If imitation is the sincerest form of flattery, Streets of Rage must be grinning ear to ear while blushing in embarrassment. The Takeover is an unabashed homage to Sega’s classic series in a way that borders on being a pure rip-off. Its presentation (though 3D), combat, and even jazz-fueled soundtrack feel extremely familiar, but that doesn’t mean the game isn’t fun or lacks its own tricks. Quite the contrary, as players can use guns as an additional range attack, unleash powerful rage moves by filling a meter, and can reign hell with screen-clearing special attacks. The Takeover may be too liberal in how much it borrows, but at least it executes established ideas well.
Like Scott Pilgrim, Castle Crashers was also blessed with the remaster treatment, giving the king of the modern beat ‘em up another reign at the top. One of the most popular indie games of its time finds new life thanks to 60 frames-per-second gameplay, a new multiplayer mini-game, and every piece of DLC it ever received. Laying the smackdown as the four colorful knights remains a joy and rekindles fond memories of countless parties back in 2008. Castle Crashers Remastered is the best way to relive that excitement with friends old and new.
Beloved RPG maker Vanillaware took a chance with Dragon’s Crown in 2013, and it paid off. The studio applied its role-playing expertise, storytelling chops, and famous art direction to a cooperative hack ‘n slash adventure that, frankly, was a blast. The game has since become a cult classic that has left fans pining for a sequel to this day. Until that day (hopefully) comes, they’ll have to settle for Dragon’s Crown Pro, an enhanced re-release that sports a 4K presentation, cross-platform play, all of its DLC, and even a rerecorded orchestral soundtrack. Dragon’s Crown Pro is a strong option if you prefer more RPG with your brawler.
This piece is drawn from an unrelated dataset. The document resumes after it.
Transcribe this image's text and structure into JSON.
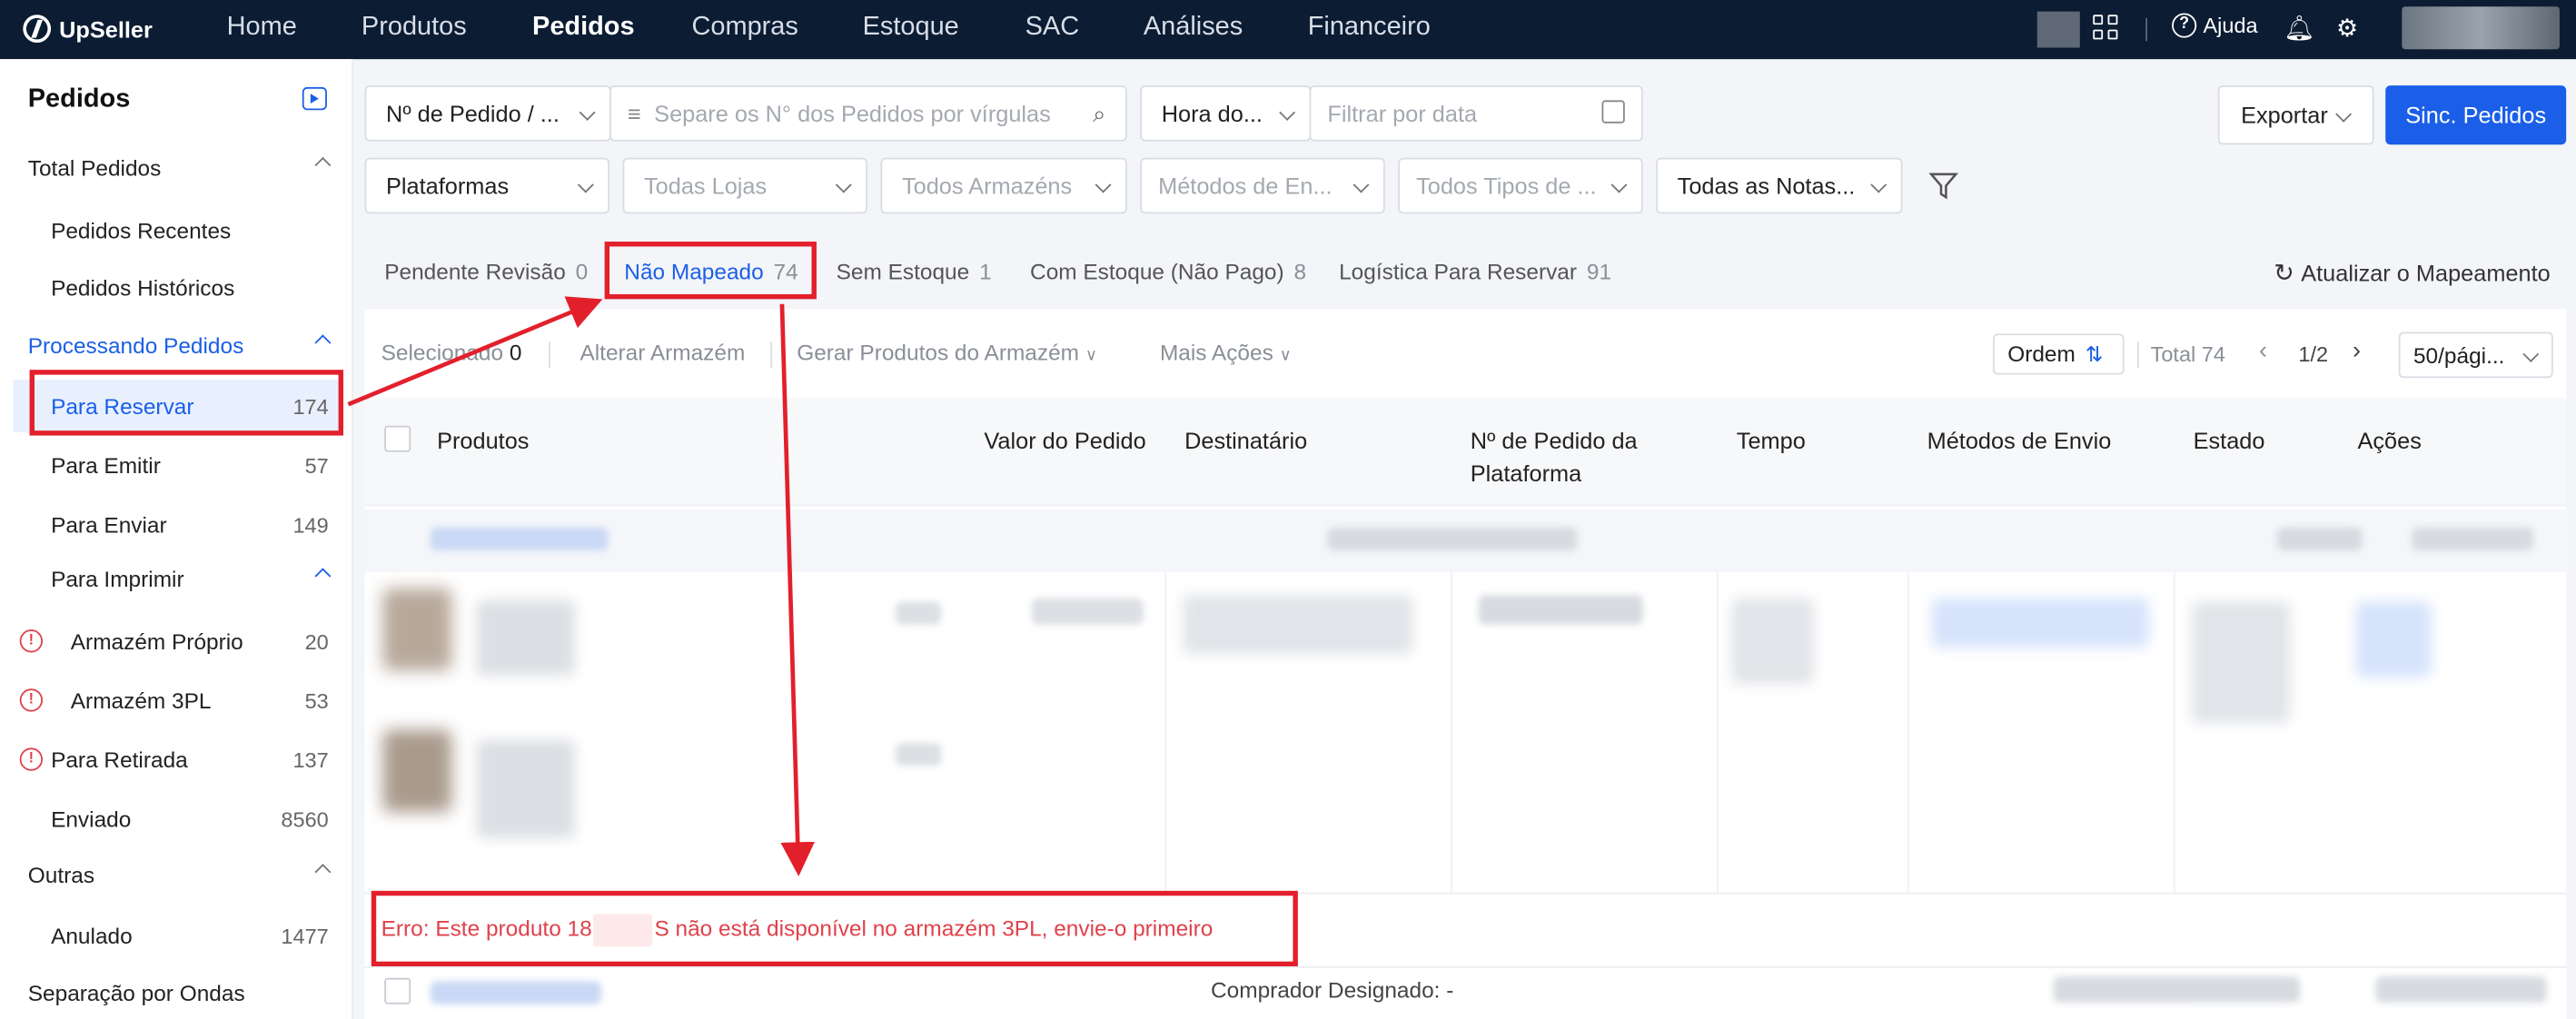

Billy and Jimmy kicked their way back to relevance with Double Dragon Neon, a vibrant return to form for one of the pillars of the genre. Love interest Marian once again finds herself kidnapped, laying the way for a nostalgia-fueled adventure that plays better than the old games ever did. One reason for that is a new evade mechanic, where dodging foes at the precise moment rewards powerful counterattacks. Neon’s presentation and vibe drip with the 1980s, which may go unappreciated by young ‘uns, but older fans asking, “whatever happened to Double Dragon?” need not look any further. | Our Review
This may be cheating, but why have one good brawler when you can have seven? The Capcom Beat ‘Em Up Bundle is a treat for genre connoisseurs since it assembles a classic in Final Fight with harder-to-find gems like Captain Commando, The King of Dragons, Knights of the Round, Warriors of Fate, Armored Warriors, and Battle Circuit. Best of all, each title supports online multiplayer and comes in both their English and Japanese incarnations. The bundle also serves as the first home console release for Armored Warriors and Battle Circuit, giving history nerds a chance to experience long-lost arcade relics. Welcome to the pupu platter of arcade brawlers.
What beat 'em up games are your favorites? Let us know in the comments! Be sure to check out our other Top 10 lists by clicking the Goose below.